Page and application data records
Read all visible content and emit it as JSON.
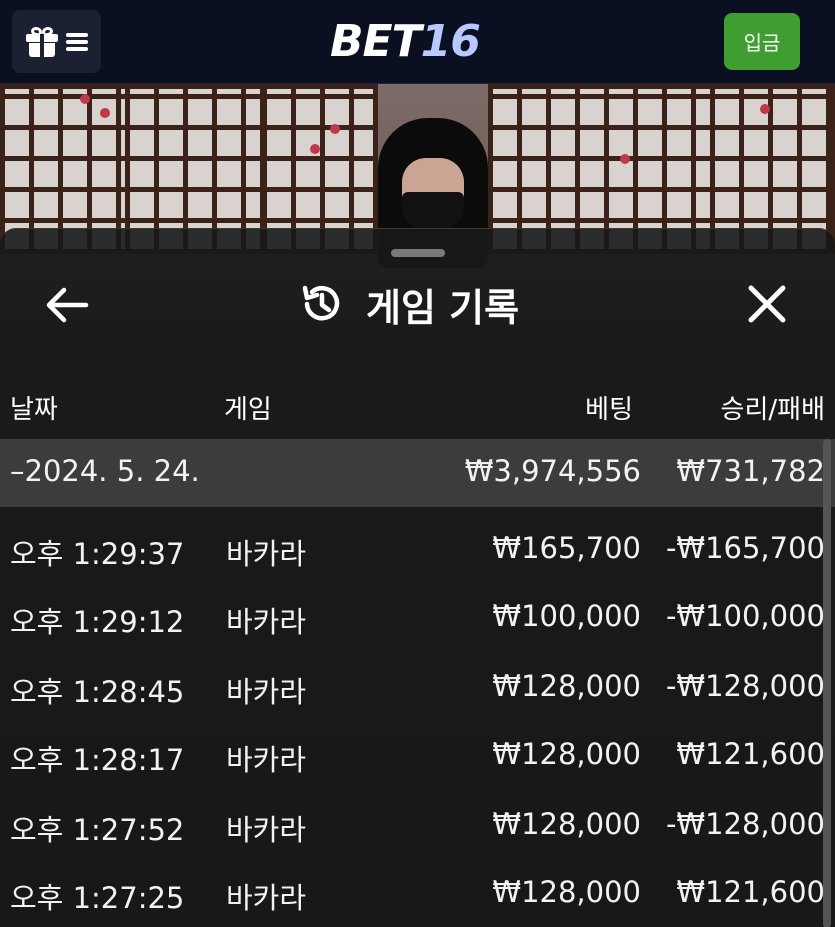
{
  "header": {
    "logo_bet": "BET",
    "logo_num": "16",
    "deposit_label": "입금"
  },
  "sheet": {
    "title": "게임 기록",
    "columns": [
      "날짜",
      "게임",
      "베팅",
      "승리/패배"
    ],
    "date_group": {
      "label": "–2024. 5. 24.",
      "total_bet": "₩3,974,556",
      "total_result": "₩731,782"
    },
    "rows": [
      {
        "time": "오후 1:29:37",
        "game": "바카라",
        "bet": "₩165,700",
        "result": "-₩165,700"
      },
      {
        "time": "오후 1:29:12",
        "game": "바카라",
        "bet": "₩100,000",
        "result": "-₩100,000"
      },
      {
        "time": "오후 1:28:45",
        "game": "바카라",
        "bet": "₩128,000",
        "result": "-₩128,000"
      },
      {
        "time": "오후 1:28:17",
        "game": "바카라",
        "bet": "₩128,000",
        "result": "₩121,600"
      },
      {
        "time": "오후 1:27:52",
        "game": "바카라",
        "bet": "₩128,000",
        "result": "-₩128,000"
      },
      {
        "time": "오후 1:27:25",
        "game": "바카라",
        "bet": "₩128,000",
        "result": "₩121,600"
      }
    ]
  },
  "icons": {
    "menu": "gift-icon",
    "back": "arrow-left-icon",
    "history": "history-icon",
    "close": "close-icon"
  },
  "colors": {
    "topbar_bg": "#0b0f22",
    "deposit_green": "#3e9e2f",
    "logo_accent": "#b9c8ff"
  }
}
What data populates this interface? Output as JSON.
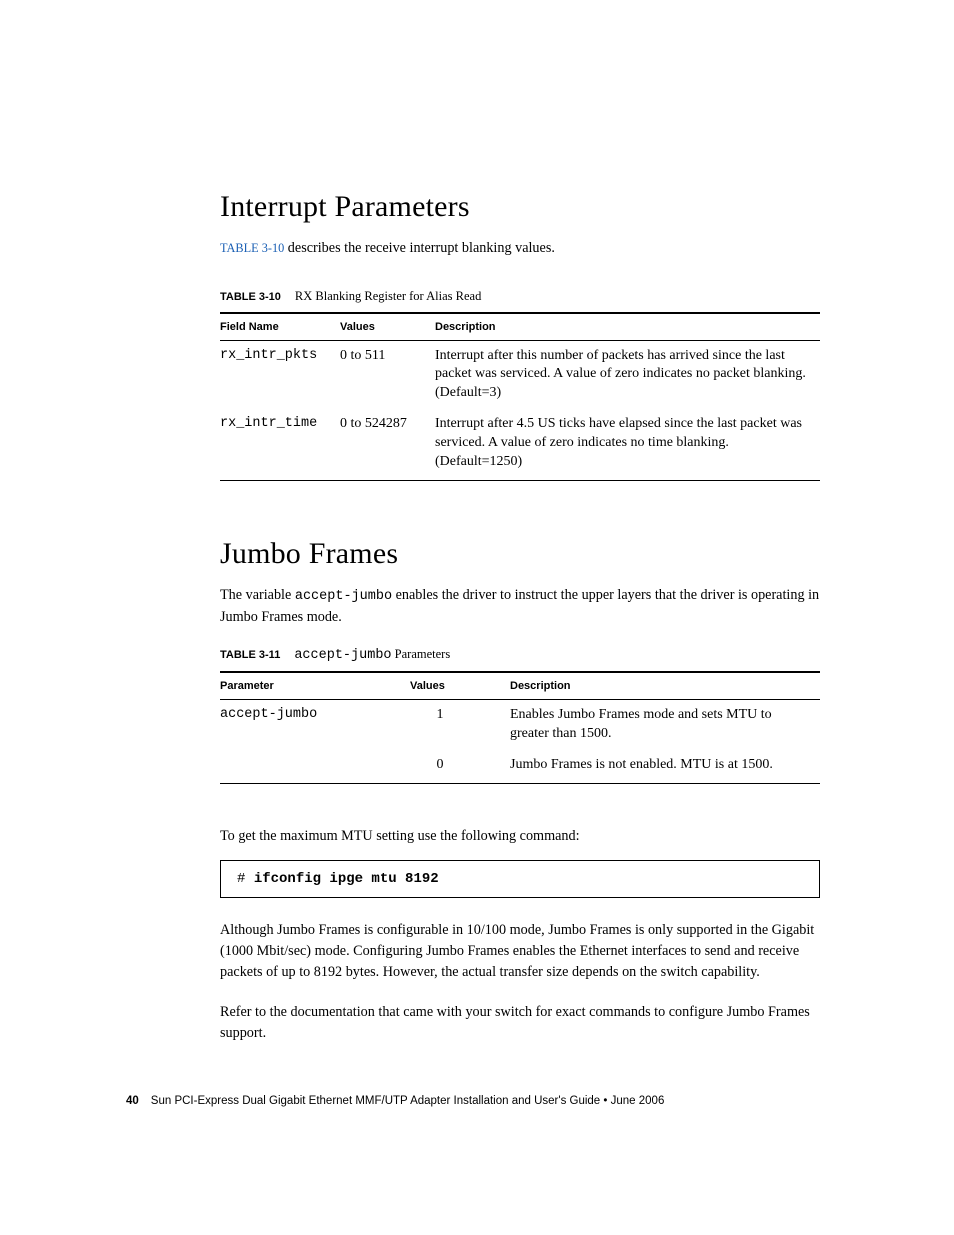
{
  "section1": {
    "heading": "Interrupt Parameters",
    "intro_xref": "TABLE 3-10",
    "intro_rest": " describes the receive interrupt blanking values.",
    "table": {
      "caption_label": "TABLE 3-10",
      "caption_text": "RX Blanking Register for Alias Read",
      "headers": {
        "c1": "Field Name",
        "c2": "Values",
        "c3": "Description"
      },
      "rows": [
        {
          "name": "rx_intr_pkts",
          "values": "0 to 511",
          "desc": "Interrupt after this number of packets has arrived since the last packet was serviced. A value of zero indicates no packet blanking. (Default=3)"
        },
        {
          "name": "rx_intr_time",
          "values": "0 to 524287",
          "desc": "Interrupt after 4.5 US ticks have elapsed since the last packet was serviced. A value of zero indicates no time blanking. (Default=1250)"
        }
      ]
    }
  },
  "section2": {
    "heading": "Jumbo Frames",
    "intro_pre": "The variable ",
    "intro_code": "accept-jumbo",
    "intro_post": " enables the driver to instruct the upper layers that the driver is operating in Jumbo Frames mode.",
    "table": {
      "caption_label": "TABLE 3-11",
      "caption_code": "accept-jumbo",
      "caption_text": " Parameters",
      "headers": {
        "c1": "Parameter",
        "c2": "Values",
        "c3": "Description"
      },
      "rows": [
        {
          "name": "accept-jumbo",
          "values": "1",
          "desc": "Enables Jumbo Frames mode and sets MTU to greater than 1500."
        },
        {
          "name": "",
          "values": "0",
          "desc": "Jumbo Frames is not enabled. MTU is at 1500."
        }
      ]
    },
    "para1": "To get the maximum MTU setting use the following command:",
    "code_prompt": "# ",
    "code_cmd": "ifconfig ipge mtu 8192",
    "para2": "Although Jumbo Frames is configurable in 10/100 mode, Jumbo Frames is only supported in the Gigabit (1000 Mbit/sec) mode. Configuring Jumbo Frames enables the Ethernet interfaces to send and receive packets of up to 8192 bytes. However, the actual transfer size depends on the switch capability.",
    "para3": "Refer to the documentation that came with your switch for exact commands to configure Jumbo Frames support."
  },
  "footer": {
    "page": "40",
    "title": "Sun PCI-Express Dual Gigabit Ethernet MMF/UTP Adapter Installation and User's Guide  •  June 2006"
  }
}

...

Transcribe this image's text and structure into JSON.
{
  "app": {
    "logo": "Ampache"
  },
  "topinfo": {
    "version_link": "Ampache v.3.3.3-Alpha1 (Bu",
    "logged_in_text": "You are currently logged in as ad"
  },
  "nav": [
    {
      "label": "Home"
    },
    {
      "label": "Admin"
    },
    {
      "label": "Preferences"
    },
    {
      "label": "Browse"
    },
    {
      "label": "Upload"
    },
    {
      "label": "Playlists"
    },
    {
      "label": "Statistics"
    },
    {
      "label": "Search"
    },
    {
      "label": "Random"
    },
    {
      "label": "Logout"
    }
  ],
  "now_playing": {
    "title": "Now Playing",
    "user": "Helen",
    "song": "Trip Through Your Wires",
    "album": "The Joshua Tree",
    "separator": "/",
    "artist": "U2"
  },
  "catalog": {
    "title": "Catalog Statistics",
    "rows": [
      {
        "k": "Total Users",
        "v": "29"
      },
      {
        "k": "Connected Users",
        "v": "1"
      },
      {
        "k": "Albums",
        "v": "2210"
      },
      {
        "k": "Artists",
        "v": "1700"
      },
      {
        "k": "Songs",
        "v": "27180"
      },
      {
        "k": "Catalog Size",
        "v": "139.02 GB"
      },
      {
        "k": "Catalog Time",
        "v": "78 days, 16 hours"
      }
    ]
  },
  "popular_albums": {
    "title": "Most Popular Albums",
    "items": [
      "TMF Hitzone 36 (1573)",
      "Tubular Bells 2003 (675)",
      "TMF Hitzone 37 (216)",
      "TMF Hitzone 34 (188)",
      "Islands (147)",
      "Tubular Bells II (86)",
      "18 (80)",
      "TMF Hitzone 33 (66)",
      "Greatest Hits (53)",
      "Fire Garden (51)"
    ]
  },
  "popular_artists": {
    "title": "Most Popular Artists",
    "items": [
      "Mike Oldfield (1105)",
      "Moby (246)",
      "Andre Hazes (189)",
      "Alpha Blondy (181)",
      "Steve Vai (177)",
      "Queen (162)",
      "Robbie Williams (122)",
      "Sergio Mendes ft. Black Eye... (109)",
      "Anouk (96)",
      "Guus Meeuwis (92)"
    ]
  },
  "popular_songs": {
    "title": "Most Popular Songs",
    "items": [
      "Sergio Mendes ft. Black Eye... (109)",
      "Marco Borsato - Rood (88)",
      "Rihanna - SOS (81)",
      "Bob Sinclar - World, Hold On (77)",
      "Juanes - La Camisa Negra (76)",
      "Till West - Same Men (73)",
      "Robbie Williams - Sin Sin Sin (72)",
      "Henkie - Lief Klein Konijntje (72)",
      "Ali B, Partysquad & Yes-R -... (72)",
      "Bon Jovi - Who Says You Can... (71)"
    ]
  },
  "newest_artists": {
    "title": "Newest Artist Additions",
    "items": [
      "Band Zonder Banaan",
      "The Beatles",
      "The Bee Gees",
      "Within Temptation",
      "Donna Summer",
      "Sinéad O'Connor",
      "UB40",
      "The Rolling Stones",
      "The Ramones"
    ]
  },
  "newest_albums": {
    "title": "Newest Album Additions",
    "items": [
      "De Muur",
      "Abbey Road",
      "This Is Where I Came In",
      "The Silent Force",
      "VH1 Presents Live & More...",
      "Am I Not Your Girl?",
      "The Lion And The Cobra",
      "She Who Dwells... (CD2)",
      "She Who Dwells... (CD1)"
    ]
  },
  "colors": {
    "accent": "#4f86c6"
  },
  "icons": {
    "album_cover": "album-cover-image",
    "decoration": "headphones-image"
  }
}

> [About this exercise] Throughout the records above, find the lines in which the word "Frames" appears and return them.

> [The answer]
    "heading": "Jumbo Frames",
    "intro_post": " enables the driver to instruct the upper layers that the driver is operating in Jumbo Frames mode.",
          "desc": "Enables Jumbo Frames mode and sets MTU to greater than 1500."
          "desc": "Jumbo Frames is not enabled. MTU is at 1500."
    "para2": "Although Jumbo Frames is configurable in 10/100 mode, Jumbo Frames is only supported in the Gigabit (1000 Mbit/sec) mode. Configuring Jumbo Frames enables the Ethernet interfaces to send and receive packets of up to 8192 bytes. However, the actual transfer size depends on the switch capability.",
    "para3": "Refer to the documentation that came with your switch for exact commands to configure Jumbo Frames support."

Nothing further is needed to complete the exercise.